YOUR GOAL: Each line of the data that includes "shintendo" must be copied.

SOURCE RECORDS:
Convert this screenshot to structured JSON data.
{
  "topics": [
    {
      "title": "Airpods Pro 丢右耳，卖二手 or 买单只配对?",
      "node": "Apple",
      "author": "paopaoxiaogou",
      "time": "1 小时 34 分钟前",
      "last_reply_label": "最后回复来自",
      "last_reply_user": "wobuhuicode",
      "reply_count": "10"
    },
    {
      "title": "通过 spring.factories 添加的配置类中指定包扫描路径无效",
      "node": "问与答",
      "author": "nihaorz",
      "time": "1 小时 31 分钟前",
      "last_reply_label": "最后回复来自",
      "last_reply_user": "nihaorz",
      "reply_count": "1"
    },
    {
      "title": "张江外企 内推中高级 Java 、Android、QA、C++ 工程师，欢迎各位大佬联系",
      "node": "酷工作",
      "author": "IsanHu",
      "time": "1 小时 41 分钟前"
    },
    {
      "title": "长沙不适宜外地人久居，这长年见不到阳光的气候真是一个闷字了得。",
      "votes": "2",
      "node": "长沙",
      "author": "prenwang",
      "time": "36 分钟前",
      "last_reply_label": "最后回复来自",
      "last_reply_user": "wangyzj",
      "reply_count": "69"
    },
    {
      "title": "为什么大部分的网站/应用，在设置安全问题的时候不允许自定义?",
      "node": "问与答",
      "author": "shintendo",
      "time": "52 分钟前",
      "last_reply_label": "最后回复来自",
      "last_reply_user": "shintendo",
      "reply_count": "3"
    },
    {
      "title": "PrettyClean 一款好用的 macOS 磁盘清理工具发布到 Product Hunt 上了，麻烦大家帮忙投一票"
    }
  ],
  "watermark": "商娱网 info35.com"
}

RESULT OF THE EXERCISE:
      "author": "shintendo",
      "last_reply_user": "shintendo",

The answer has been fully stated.